• [Exercise] Show every line of the data that contains the string "name".

◇ ◇ ◇ ◇

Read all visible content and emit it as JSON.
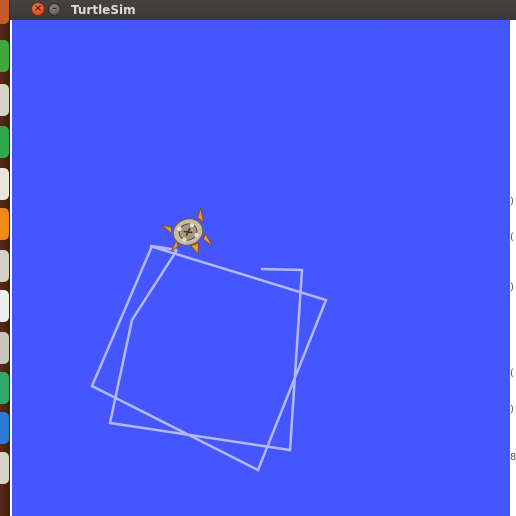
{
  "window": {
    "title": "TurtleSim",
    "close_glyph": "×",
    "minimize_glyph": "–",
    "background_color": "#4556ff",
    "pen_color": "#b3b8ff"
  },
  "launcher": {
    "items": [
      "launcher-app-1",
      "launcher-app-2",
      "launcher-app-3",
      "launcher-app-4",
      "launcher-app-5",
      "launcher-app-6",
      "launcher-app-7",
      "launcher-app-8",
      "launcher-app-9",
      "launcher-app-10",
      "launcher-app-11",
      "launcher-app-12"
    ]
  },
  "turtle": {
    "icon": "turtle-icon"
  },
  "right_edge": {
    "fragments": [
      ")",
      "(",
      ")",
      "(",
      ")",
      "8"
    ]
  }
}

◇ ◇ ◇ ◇

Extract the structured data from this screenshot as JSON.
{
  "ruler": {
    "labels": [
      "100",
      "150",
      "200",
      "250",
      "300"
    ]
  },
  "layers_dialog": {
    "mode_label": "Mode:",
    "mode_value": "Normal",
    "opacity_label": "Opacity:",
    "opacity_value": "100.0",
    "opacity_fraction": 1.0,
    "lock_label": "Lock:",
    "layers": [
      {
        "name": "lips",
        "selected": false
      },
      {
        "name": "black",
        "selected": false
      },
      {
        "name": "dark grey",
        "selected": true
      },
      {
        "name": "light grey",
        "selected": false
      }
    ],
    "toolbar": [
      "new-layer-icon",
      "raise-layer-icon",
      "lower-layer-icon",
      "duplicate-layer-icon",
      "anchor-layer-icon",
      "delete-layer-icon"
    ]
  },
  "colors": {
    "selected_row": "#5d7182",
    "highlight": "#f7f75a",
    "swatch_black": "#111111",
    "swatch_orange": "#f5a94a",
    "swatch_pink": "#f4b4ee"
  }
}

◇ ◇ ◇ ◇

• [Solution for this problem]
        "name": "lips",
        "name": "black",
        "name": "dark grey",
        "name": "light grey",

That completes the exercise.